Instructions for the task:
Match the string "מזומן" against each line below, and copy every line that matches.

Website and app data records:
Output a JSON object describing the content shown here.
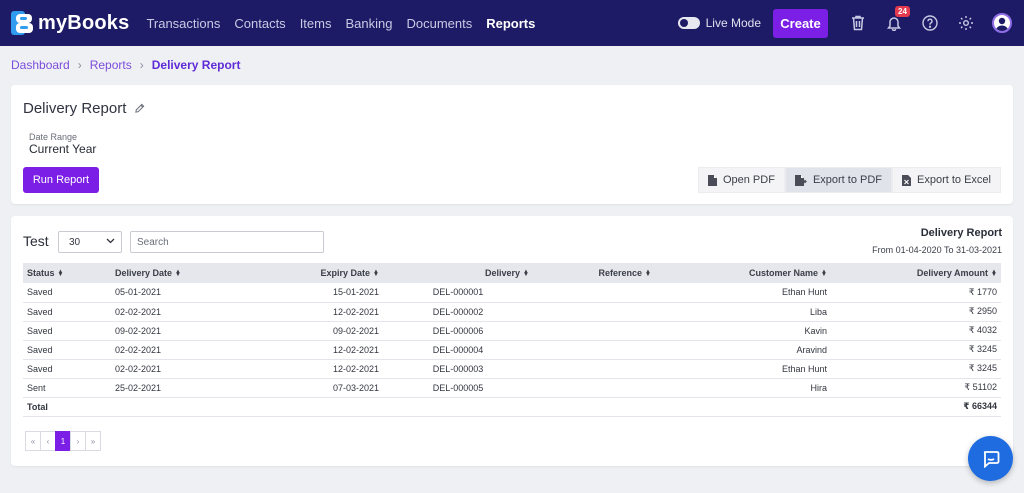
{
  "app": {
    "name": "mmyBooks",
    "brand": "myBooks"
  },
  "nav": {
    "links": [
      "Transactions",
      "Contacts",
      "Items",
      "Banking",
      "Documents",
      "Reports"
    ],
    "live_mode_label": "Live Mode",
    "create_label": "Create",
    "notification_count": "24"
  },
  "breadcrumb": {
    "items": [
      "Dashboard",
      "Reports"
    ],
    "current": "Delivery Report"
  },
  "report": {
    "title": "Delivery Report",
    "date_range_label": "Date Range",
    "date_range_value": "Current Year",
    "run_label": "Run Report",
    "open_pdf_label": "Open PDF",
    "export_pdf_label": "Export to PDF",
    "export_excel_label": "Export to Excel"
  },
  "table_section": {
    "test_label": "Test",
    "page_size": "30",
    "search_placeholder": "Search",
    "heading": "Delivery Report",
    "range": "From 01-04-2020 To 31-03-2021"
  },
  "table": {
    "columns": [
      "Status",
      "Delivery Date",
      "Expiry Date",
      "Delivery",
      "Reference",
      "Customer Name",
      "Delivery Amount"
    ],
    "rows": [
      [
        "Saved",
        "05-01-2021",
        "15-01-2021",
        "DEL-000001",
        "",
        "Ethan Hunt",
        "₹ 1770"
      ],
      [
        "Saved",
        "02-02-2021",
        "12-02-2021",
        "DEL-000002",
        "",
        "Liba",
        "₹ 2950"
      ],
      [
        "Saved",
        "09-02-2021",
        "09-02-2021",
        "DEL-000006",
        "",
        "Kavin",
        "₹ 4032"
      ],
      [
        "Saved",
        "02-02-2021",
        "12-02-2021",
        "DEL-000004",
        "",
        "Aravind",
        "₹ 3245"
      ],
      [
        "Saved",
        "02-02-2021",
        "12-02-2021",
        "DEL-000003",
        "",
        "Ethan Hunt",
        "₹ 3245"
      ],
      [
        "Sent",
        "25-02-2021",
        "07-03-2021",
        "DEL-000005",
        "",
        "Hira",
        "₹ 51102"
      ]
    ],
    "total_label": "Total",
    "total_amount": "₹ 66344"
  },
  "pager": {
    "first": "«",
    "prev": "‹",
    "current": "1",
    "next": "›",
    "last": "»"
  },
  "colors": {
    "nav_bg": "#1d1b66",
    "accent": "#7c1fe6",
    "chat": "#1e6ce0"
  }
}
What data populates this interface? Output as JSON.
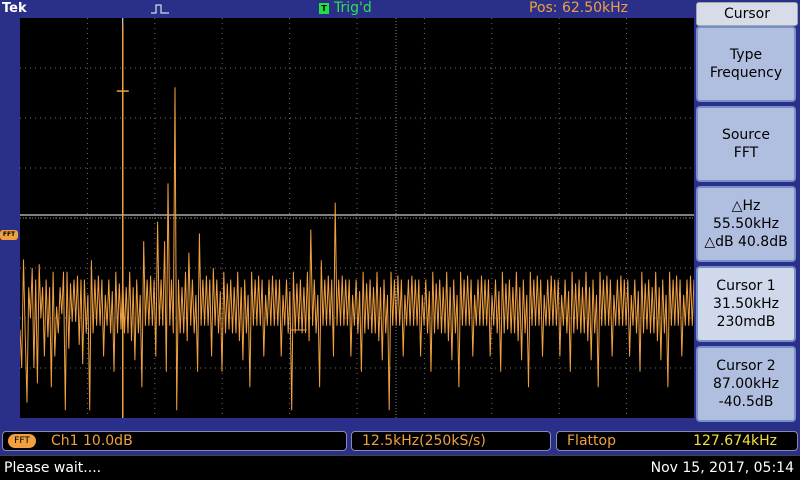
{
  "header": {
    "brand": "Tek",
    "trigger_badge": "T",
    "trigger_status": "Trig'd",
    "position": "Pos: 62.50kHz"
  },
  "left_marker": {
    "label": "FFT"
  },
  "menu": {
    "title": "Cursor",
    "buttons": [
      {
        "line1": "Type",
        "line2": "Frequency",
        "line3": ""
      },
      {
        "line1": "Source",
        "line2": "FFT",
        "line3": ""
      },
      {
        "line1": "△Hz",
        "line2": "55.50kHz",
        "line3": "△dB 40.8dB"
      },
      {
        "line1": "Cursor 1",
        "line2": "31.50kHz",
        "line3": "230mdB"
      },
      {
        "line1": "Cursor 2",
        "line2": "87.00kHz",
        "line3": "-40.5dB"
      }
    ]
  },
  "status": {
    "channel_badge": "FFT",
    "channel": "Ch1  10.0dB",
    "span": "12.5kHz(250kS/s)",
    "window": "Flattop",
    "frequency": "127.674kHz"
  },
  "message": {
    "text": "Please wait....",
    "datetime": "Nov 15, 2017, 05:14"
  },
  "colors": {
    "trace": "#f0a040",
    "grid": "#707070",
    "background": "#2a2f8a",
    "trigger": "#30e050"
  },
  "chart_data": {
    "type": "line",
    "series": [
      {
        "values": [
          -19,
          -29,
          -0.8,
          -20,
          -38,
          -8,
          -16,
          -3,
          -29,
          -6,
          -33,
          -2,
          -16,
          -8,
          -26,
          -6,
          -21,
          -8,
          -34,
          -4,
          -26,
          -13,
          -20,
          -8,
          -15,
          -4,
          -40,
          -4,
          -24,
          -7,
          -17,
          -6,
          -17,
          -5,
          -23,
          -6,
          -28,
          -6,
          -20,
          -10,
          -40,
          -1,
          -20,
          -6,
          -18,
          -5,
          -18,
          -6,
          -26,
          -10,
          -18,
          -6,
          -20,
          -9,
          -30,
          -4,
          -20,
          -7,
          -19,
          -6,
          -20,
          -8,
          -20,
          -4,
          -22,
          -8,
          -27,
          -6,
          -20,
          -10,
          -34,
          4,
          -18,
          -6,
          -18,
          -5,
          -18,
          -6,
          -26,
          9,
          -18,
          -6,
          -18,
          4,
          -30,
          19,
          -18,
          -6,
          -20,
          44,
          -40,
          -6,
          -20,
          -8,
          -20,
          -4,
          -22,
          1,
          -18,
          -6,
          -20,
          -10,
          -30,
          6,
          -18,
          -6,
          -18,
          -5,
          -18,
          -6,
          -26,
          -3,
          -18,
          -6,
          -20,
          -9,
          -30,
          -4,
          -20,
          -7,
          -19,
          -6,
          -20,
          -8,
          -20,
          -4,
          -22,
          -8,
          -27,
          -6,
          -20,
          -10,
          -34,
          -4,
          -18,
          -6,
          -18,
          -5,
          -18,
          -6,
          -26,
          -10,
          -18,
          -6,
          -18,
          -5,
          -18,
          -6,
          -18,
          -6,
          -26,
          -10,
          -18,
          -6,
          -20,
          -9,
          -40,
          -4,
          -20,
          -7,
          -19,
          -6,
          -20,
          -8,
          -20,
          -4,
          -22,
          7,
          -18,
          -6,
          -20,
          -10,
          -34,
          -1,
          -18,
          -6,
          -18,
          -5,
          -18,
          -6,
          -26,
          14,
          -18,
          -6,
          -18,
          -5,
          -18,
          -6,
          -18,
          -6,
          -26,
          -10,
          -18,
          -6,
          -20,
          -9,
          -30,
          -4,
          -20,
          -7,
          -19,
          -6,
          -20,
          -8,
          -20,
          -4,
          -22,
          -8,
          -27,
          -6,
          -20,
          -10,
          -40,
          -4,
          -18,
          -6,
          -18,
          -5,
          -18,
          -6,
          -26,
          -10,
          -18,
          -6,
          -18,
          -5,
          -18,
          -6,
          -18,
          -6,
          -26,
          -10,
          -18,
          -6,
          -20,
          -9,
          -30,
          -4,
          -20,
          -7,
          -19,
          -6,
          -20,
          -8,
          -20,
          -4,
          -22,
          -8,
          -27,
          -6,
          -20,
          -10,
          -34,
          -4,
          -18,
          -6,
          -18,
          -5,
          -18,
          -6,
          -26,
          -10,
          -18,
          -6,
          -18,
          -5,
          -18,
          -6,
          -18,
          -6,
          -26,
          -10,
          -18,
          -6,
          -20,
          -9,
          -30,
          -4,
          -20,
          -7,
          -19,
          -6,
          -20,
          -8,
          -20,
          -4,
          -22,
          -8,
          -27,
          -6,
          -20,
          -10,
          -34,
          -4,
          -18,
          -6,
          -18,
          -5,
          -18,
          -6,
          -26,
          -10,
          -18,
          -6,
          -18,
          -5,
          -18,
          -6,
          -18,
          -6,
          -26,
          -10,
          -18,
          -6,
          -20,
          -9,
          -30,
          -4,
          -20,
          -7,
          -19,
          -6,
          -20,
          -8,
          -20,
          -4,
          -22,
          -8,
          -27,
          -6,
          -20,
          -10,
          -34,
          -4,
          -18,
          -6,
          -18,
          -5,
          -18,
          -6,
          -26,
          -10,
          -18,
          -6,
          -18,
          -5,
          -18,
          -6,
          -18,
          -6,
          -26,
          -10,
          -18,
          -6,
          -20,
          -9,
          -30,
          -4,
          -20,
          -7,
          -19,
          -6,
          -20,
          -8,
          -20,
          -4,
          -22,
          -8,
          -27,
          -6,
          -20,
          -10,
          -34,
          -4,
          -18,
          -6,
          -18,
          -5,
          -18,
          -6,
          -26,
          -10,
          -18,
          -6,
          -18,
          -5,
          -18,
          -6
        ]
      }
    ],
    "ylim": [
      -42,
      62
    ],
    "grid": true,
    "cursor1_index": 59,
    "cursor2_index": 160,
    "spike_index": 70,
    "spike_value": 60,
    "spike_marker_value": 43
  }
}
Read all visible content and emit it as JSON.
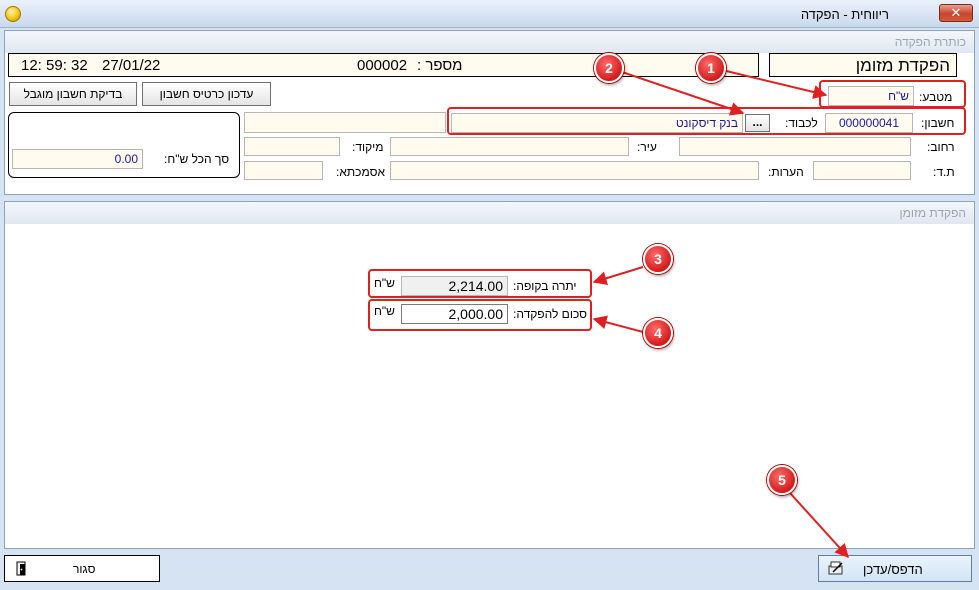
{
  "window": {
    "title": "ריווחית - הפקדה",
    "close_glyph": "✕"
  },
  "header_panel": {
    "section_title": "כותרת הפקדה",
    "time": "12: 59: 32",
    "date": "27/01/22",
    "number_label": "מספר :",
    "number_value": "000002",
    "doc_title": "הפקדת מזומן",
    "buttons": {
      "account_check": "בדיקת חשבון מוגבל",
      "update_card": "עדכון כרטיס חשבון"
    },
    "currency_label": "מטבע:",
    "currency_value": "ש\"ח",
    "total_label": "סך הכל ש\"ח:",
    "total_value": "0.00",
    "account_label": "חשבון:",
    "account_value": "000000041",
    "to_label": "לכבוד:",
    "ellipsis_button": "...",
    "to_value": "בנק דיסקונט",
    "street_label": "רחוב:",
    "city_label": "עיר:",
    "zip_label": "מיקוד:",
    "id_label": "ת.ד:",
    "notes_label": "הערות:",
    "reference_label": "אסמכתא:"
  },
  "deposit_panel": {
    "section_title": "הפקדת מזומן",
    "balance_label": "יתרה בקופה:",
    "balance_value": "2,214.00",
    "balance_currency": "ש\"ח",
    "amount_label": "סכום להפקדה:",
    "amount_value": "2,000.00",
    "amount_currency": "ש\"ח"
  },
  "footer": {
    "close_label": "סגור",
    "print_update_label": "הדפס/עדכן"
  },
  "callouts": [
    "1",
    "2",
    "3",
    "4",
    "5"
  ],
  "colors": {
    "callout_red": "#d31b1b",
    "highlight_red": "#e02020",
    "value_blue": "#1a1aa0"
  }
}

Solution:
    "doc_title": "הפקדת מזומן",
    "section_title": "הפקדת מזומן",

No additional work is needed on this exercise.